He pulled back. As the smoke cleared, Kira saw an emblem burned into her bracer. “What is it?”
“It’s your brand—Remus’s brand, to be exact.” He pointed toward the eagle holding two arrows in its claws. It looked very much like the eagle on the American dollar, except that this eagle looked way tougher and it was missing something—the branch in its left claw.
“What, no olive branch?” Why had he chosen such a patriotic emblem?
Den shook his head. “Down here, peace doesn’t get you very far. The people only understand one thing: fighting. Using the olive branch would have been taken as a symbol of weakness.

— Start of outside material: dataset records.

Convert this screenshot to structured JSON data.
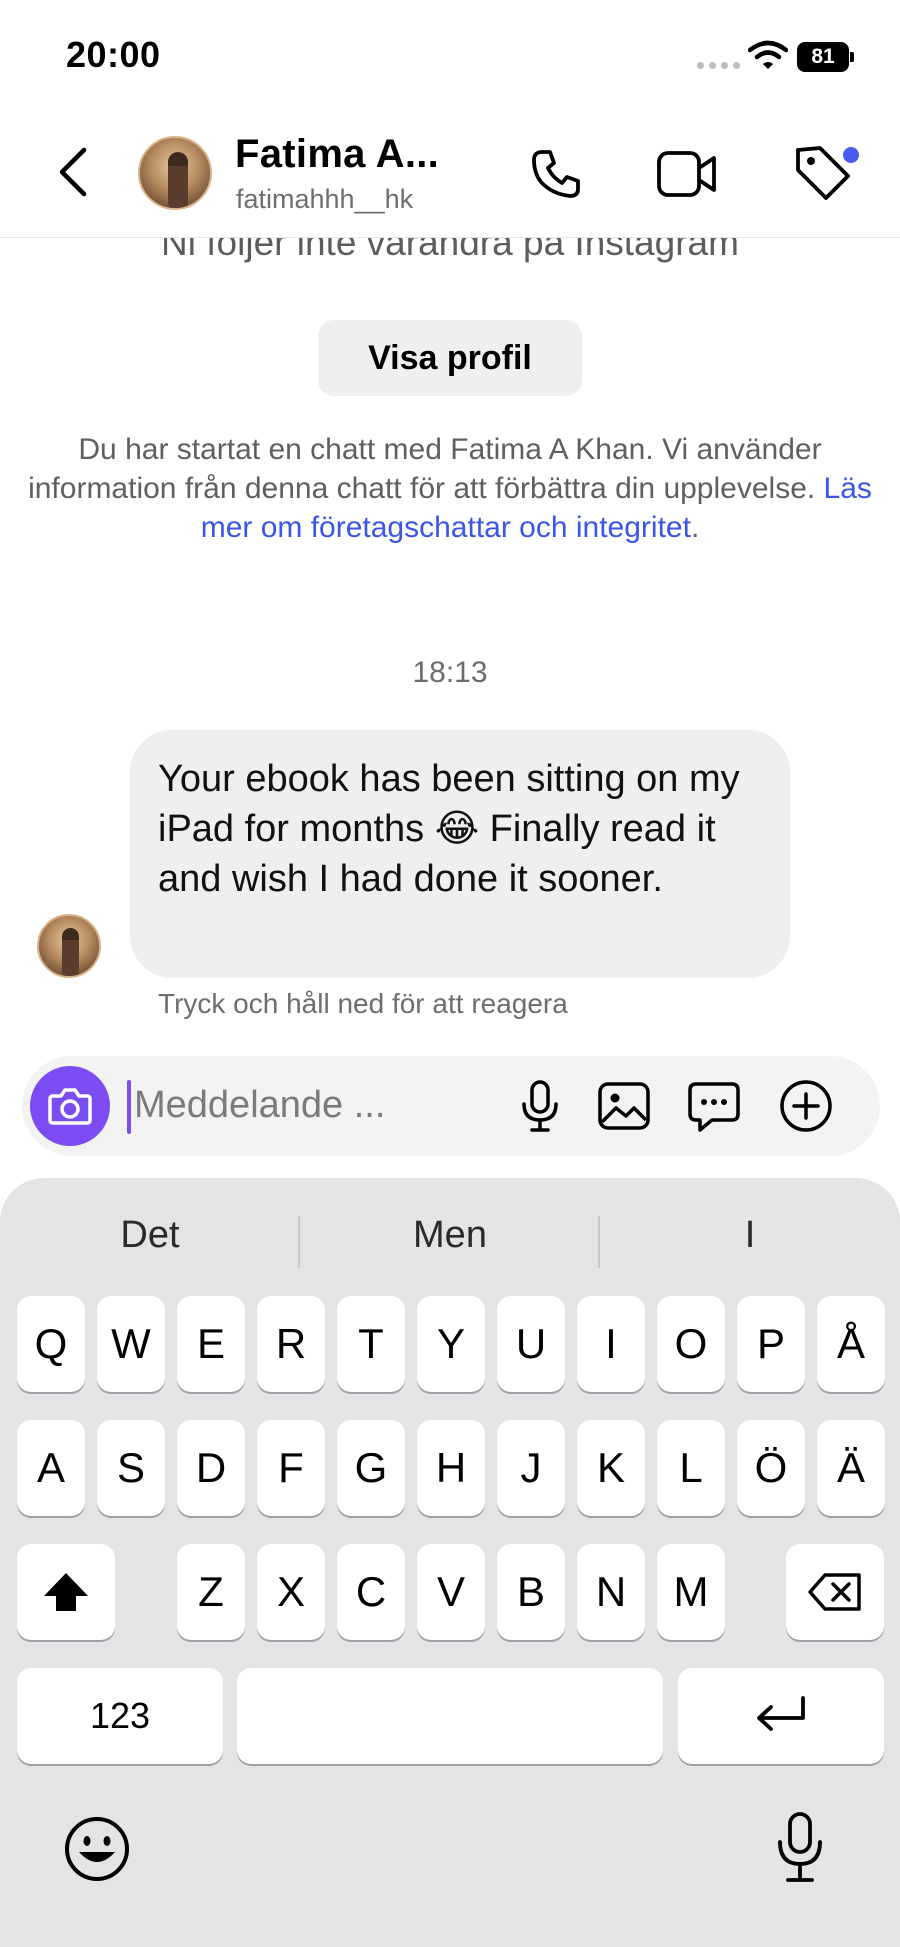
{
  "status_bar": {
    "time": "20:00",
    "battery": "81"
  },
  "header": {
    "contact_name": "Fatima A...",
    "contact_handle": "fatimahhh__hk",
    "icons": [
      "back-chevron-icon",
      "phone-icon",
      "video-camera-icon",
      "tag-icon"
    ]
  },
  "chat": {
    "follow_notice": "Ni följer inte varandra på Instagram",
    "view_profile_label": "Visa profil",
    "disclaimer_text": "Du har startat en chatt med Fatima A Khan. Vi använder information från denna chatt för att förbättra din upplevelse. ",
    "disclaimer_link": "Läs mer om företagschattar och integritet",
    "disclaimer_end": ".",
    "timestamp": "18:13",
    "messages": [
      {
        "sender": "Fatima A Khan",
        "text": "Your ebook has been sitting on my iPad for months 😂 Finally read it and wish I had done it sooner."
      }
    ],
    "react_hint": "Tryck och håll ned för att reagera"
  },
  "composer": {
    "placeholder": "Meddelande ...",
    "value": "",
    "icons": [
      "camera-icon",
      "microphone-icon",
      "gallery-icon",
      "sticker-chat-icon",
      "plus-icon"
    ]
  },
  "keyboard": {
    "suggestions": [
      "Det",
      "Men",
      "I"
    ],
    "row1": [
      "Q",
      "W",
      "E",
      "R",
      "T",
      "Y",
      "U",
      "I",
      "O",
      "P",
      "Å"
    ],
    "row2": [
      "A",
      "S",
      "D",
      "F",
      "G",
      "H",
      "J",
      "K",
      "L",
      "Ö",
      "Ä"
    ],
    "row3": [
      "Z",
      "X",
      "C",
      "V",
      "B",
      "N",
      "M"
    ],
    "numbers_label": "123"
  },
  "colors": {
    "accent": "#7b4cf2",
    "link": "#3b55e6",
    "notification_dot": "#4a5cf0",
    "bubble": "#efeff1",
    "keyboard_bg": "#e4e4e6"
  }
}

He can’t have that.”
“No, we can’t be pansies and show compassion or mercy with a bunch of monsters.”
Den locked eyes with her. “No. No, we can’t, because deep down—no matter our exteriors—we are all monsters.”

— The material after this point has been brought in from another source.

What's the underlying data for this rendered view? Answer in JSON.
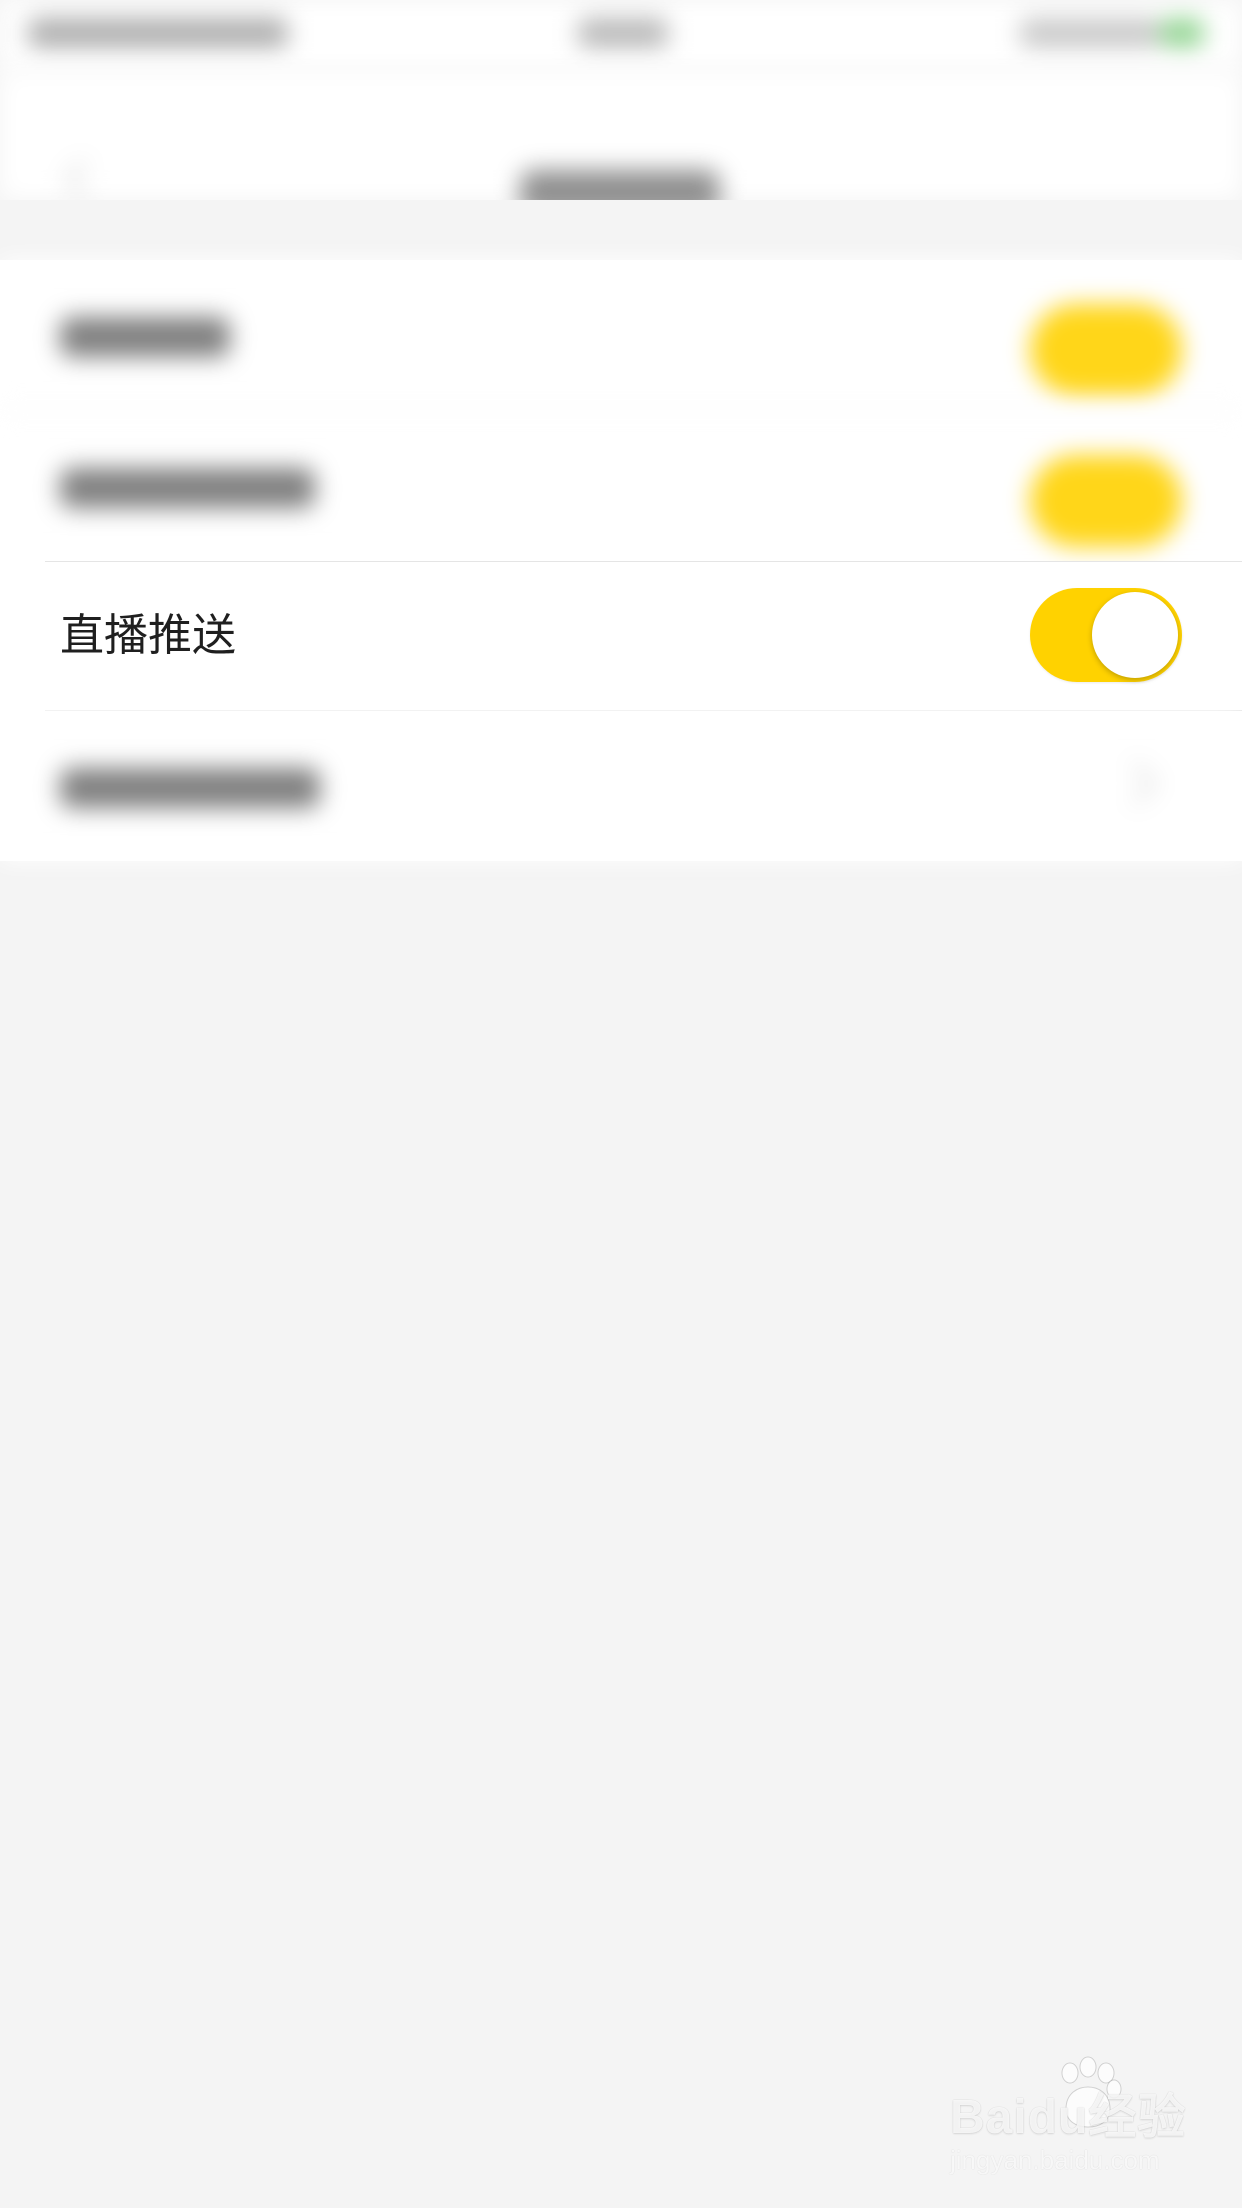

He was being civil, and she’d just opened her mouth and insulted him. “I’m sorry, I didn’t mean you.” Her voice filled with regret. “Thank you. For helping me.”
He stiffened as if he was offended by her gratitude. “I shouldn’t have.”

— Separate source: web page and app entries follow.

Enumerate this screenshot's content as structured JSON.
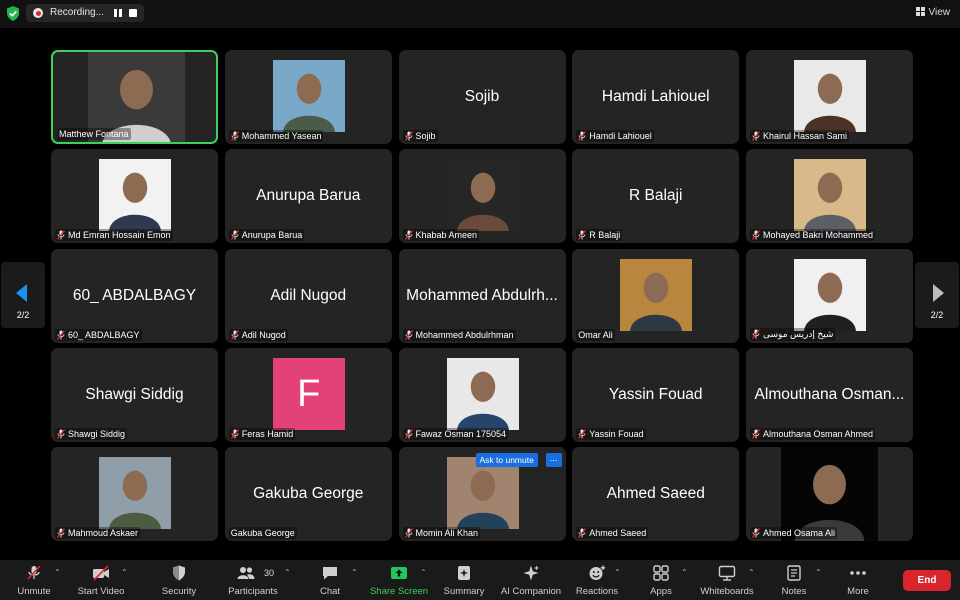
{
  "topbar": {
    "recording_label": "Recording...",
    "view_label": "View"
  },
  "pager": {
    "left": "2/2",
    "right": "2/2"
  },
  "tiles": [
    {
      "name": "Matthew Fontana",
      "big": "",
      "muted": false,
      "active": true,
      "kind": "photo-wide",
      "photo_colors": [
        "#3a3a3a",
        "#cfcfcf"
      ]
    },
    {
      "name": "Mohammed Yasean",
      "big": "",
      "muted": true,
      "kind": "photo",
      "photo_colors": [
        "#7aa8c8",
        "#4b5b4a"
      ]
    },
    {
      "name": "Sojib",
      "big": "Sojib",
      "muted": true,
      "kind": "text"
    },
    {
      "name": "Hamdi Lahiouel",
      "big": "Hamdi Lahiouel",
      "muted": true,
      "kind": "text"
    },
    {
      "name": "Khairul Hassan Sami",
      "big": "",
      "muted": true,
      "kind": "photo",
      "photo_colors": [
        "#e9e9e9",
        "#4a3326"
      ]
    },
    {
      "name": "Md Emran Hossain Emon",
      "big": "",
      "muted": true,
      "kind": "photo",
      "photo_colors": [
        "#f2f2f2",
        "#2f3a4e"
      ]
    },
    {
      "name": "Anurupa Barua",
      "big": "Anurupa Barua",
      "muted": true,
      "kind": "text"
    },
    {
      "name": "Khabab Ameen",
      "big": "",
      "muted": true,
      "kind": "photo",
      "photo_colors": [
        "#262626",
        "#6b4a3a"
      ]
    },
    {
      "name": "R Balaji",
      "big": "R Balaji",
      "muted": true,
      "kind": "text"
    },
    {
      "name": "Mohayed Bakri Mohammed",
      "big": "",
      "muted": true,
      "kind": "photo",
      "photo_colors": [
        "#d9b98a",
        "#5c5f63"
      ]
    },
    {
      "name": "60_ ABDALBAGY",
      "big": "60_ ABDALBAGY",
      "muted": true,
      "kind": "text"
    },
    {
      "name": "Adil Nugod",
      "big": "Adil Nugod",
      "muted": true,
      "kind": "text"
    },
    {
      "name": "Mohammed Abdulrhman",
      "big": "Mohammed Abdulrh...",
      "muted": true,
      "kind": "text"
    },
    {
      "name": "Omar Ali",
      "big": "",
      "muted": false,
      "kind": "photo",
      "photo_colors": [
        "#b9863f",
        "#2c3a44"
      ]
    },
    {
      "name": "شيخ إدريس موسى",
      "big": "",
      "muted": true,
      "kind": "photo",
      "photo_colors": [
        "#f0f0f0",
        "#202020"
      ]
    },
    {
      "name": "Shawgi Siddig",
      "big": "Shawgi Siddig",
      "muted": true,
      "kind": "text"
    },
    {
      "name": "Feras Hamid",
      "big": "",
      "muted": true,
      "kind": "letter",
      "letter": "F"
    },
    {
      "name": "Fawaz Osman 175054",
      "big": "",
      "muted": true,
      "kind": "photo",
      "photo_colors": [
        "#e8e8e8",
        "#27456a"
      ]
    },
    {
      "name": "Yassin Fouad",
      "big": "Yassin Fouad",
      "muted": true,
      "kind": "text"
    },
    {
      "name": "Almouthana Osman Ahmed",
      "big": "Almouthana Osman...",
      "muted": true,
      "kind": "text"
    },
    {
      "name": "Mahmoud Askaer",
      "big": "",
      "muted": true,
      "kind": "photo",
      "photo_colors": [
        "#8f9ea8",
        "#4d5b40"
      ]
    },
    {
      "name": "Gakuba George",
      "big": "Gakuba George",
      "muted": false,
      "kind": "text"
    },
    {
      "name": "Momin Ali Khan",
      "big": "",
      "muted": true,
      "kind": "photo",
      "photo_colors": [
        "#a08470",
        "#24415a"
      ],
      "ask": "Ask to unmute",
      "more": "..."
    },
    {
      "name": "Ahmed Saeed",
      "big": "Ahmed Saeed",
      "muted": true,
      "kind": "text"
    },
    {
      "name": "Ahmed Osama Ali",
      "big": "",
      "muted": true,
      "kind": "photo-wide",
      "photo_colors": [
        "#050505",
        "#3a3a3a"
      ]
    }
  ],
  "toolbar": {
    "unmute": "Unmute",
    "start_video": "Start Video",
    "security": "Security",
    "participants": "Participants",
    "participants_count": "30",
    "chat": "Chat",
    "share_screen": "Share Screen",
    "summary": "Summary",
    "ai_companion": "AI Companion",
    "reactions": "Reactions",
    "apps": "Apps",
    "whiteboards": "Whiteboards",
    "notes": "Notes",
    "more": "More",
    "end": "End"
  },
  "colors": {
    "active_border": "#3bd15a",
    "share_green": "#22c55e",
    "end_red": "#d8262c",
    "popup_blue": "#1a6fe0",
    "muted_red": "#e02828"
  }
}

“Then why did you? Why did you drop my chain when Remus sent Creeper after me?”
“You deserved a fighting chance. But you—I—you’re just getting in the way of my plans.”
He flipped her wrist over so she could see the digital screen and the runes. “If you try and run away, he can track you with it. There’s only two ways it releases from your wrist: Get Remus to release ownership of you. Or get freedom tokens. Red means you own nothing—or you’re in debt. Earn enough, and you’ll be free.” He moved over to the door and unlocked it.
“How do I get Remus to release me?” Kira coul
“You don’t. Remus has never given up any of his slaves. Ever. Just the great kind of guy Remus is.” Den stepped toward the door. “Listen, I’m going to let you out of the cell, let you explore a little, since you don’t have long anyway. My advice? Stay low, don’t make a scene. Just try and stay alive. One day at a time.”
Her mind was spinning. “Let’s say, hypothetically, I could get him to release me. How do I earn freedom tokens?”
He rolled his eyes. “Like everyone else down here.” He looked at the white blinking light. “The ga—” He bit his lip. “Menial labor.” He’d definitely been about to say something else. “But don’t waste your time trying to escape. Save yourself the energy. You’re registered. Marked.”
“I don’t understand.”
“You belong to our world now. Underland. This is where you’ll die. Even if by some miracle you live, no one will ever allow you back to the surface world. No one would risk you exposing our secrets.”
With that, he left.
Kira sat forward, stunned. She really was trapped here. Granted, she now had more freedom to move about outside of the small cell, but it wasn’t much more than an illusion.
She couldn’t waste any more time in her room.
She looked at the doorway and the darkness beyond and debated what lay before her. She’d seen many slaves roaming freely when they pulled up in the boat to the compound; each of them had an arm brace as well. Soft padding footsteps alerted her to movement outside her door. Kira stiffened and cursed herself for not running out that door when she had the chance. She was now once again trapped in the cell. Her side wasn’t hurting badly at all, so that would help. What had the centaur used on her wounds anyway?
The footsteps got closer, and a body slowed and stopped in her doorway. It was the boy zeke.
Underland by Chanda Hahn / Fantasy / Young Adult have rating 4 out of 5 / Based on32 votes